Chapter

Cover Introduction to Politics

17. Traditional Theories in Global Politics  

Stephanie Lawson

This chapter examines traditional theories in global politics. It begins with a discussion of early liberal approaches, with particular emphasis on liberal international theory whose proponents include U.S. President Woodrow Wilson and Norman Angell. Liberal international theory is characterised by an optimism concerning the prospects of a peaceful international order established through strong international institutions underpinned by international law. The chapter proceeds by considering the emergence of ‘realism’ as a general approach to the study of politics, along with the different approaches to the study of international politics following World War II, including positivism. It also explores the rise of the English School and the concept of international society before concluding with an analysis of neo-liberalism and neorealism that resulted from revisions of both liberalism and realism in the post-war period.

Chapter

Cover The Globalization of World Politics

12. Social constructivism  

Michael Barnett

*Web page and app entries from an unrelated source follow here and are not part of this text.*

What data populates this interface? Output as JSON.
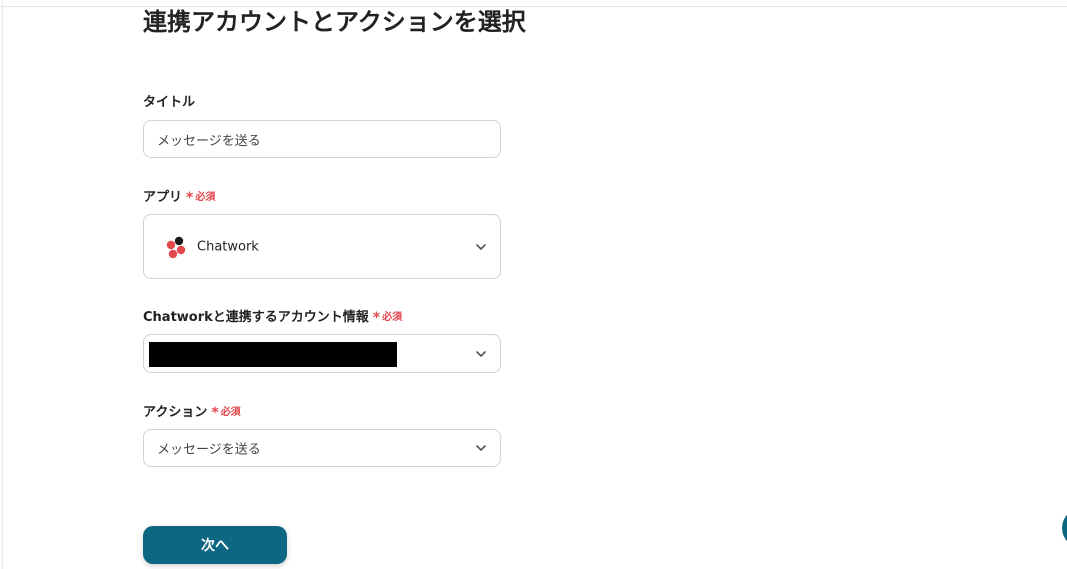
{
  "page": {
    "title": "連携アカウントとアクションを選択"
  },
  "form": {
    "title_field": {
      "label": "タイトル",
      "value": "メッセージを送る"
    },
    "app_field": {
      "label": "アプリ",
      "required_mark": "*",
      "required_text": "必須",
      "selected_app": "Chatwork",
      "logo_icon": "chatwork-logo-icon",
      "logo_colors": [
        "#1b1b1b",
        "#e5484d"
      ]
    },
    "account_field": {
      "label": "Chatworkと連携するアカウント情報",
      "required_mark": "*",
      "required_text": "必須",
      "value_redacted": true
    },
    "action_field": {
      "label": "アクション",
      "required_mark": "*",
      "required_text": "必須",
      "selected_action": "メッセージを送る"
    },
    "next_button": {
      "label": "次へ"
    }
  },
  "icons": {
    "chevron": "chevron-down-icon"
  },
  "colors": {
    "primary": "#0e6782",
    "required": "#e5484d",
    "border": "#d3d3d3",
    "text": "#222222"
  }
}
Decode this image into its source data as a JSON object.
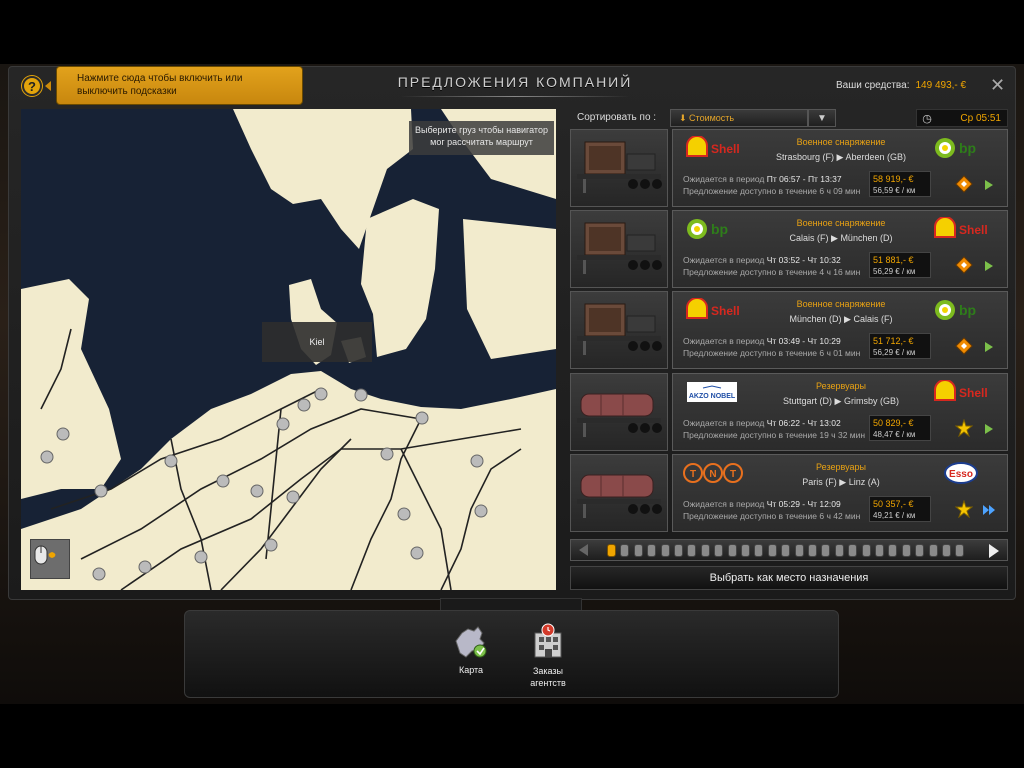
{
  "header": {
    "help_icon": "?",
    "hint": "Нажмите сюда чтобы включить или выключить подсказки",
    "title": "ПРЕДЛОЖЕНИЯ КОМПАНИЙ",
    "funds_label": "Ваши средства:",
    "funds_value": "149 493,- €",
    "close": "✕"
  },
  "map": {
    "tip": "Выберите груз чтобы навигатор мог рассчитать маршрут",
    "city_label": "Kiel",
    "land_color": "#f2ebcd",
    "sea_color": "#172235"
  },
  "sort": {
    "label": "Сортировать по :",
    "value": "Стоимость",
    "dropdown_icon": "chevron-down-icon"
  },
  "clock": {
    "time": "Ср 05:51"
  },
  "offers": [
    {
      "cargo": "Военное снаряжение",
      "route": "Strasbourg (F) ▶ Aberdeen (GB)",
      "from_company": "Shell",
      "to_company": "bp",
      "period_label": "Ожидается в период",
      "period": "Пт 06:57 - Пт 13:37",
      "available_label": "Предложение доступно в течение",
      "available": "6 ч 09 мин",
      "price": "58 919,- €",
      "per_km": "56,59 € / км",
      "marker": "diamond",
      "trailer": "container"
    },
    {
      "cargo": "Военное снаряжение",
      "route": "Calais (F) ▶ München (D)",
      "from_company": "bp",
      "to_company": "Shell",
      "period_label": "Ожидается в период",
      "period": "Чт 03:52 - Чт 10:32",
      "available_label": "Предложение доступно в течение",
      "available": "4 ч 16 мин",
      "price": "51 881,- €",
      "per_km": "56,29 € / км",
      "marker": "diamond",
      "trailer": "container"
    },
    {
      "cargo": "Военное снаряжение",
      "route": "München (D) ▶ Calais (F)",
      "from_company": "Shell",
      "to_company": "bp",
      "period_label": "Ожидается в период",
      "period": "Чт 03:49 - Чт 10:29",
      "available_label": "Предложение доступно в течение",
      "available": "6 ч 01 мин",
      "price": "51 712,- €",
      "per_km": "56,29 € / км",
      "marker": "diamond",
      "trailer": "container"
    },
    {
      "cargo": "Резервуары",
      "route": "Stuttgart (D) ▶ Grimsby (GB)",
      "from_company": "AKZO NOBEL",
      "to_company": "Shell",
      "period_label": "Ожидается в период",
      "period": "Чт 06:22 - Чт 13:02",
      "available_label": "Предложение доступно в течение",
      "available": "19 ч 32 мин",
      "price": "50 829,- €",
      "per_km": "48,47 € / км",
      "marker": "star",
      "trailer": "tank"
    },
    {
      "cargo": "Резервуары",
      "route": "Paris (F) ▶ Linz (A)",
      "from_company": "TNT",
      "to_company": "ESSO",
      "period_label": "Ожидается в период",
      "period": "Чт 05:29 - Чт 12:09",
      "available_label": "Предложение доступно в течение",
      "available": "6 ч 42 мин",
      "price": "50 357,- €",
      "per_km": "49,21 € / км",
      "marker": "star",
      "trailer": "tank"
    }
  ],
  "pager": {
    "pages": 27,
    "active": 1
  },
  "select_destination": "Выбрать как место назначения",
  "dock": {
    "map_label": "Карта",
    "agency_label_1": "Заказы",
    "agency_label_2": "агентств"
  }
}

This chapter examines constructivist approaches to international relations theory. It explores whether there is a possibility of moral progress in world politics, whether some cultures and countries are more (or less) inherently violent, and whether states are motivated by power or by ideas. The chapter also discusses the rise of constructivism and some key concepts of constructivism, including the agent–structure problem, holism, idealism, individualism, materialism, and rational choice. It concludes with an analysis of constructivist assumptions about global change. Two case studies are presented, one relating to social construction of refugees and the 2015 European migration crisis, and the other to the ‘human rights revolution’ and torture. There is also an Opposing Opinions box that asks whether the laws of war have made war less horrific.

Chapter

Cover The Globalization of World Politics

24. Environmental issues  

John Vogler

This chapter examines how environmental issues have become increasingly prominent on the international agenda over the last five decades. It considers whether globalization and development must come at the expense of the physical environment, whether state governments can cooperate to protect the planet, and whether climate justice is possible. The chapter first provides a brief history of the development of an international environmental agenda before discussing the functions of international environmental cooperation. It then explores efforts to addres the problem of climate change through the establishment of an international climate regime and highlights the neglect of environmental issues in traditional and realist international relations theory. Two case studies are presented, one dealing with the concept of ‘common but differentiated responsibilities’ and the other with the Alliance of Small Island States (AOSIS) and its influence on international climate politics.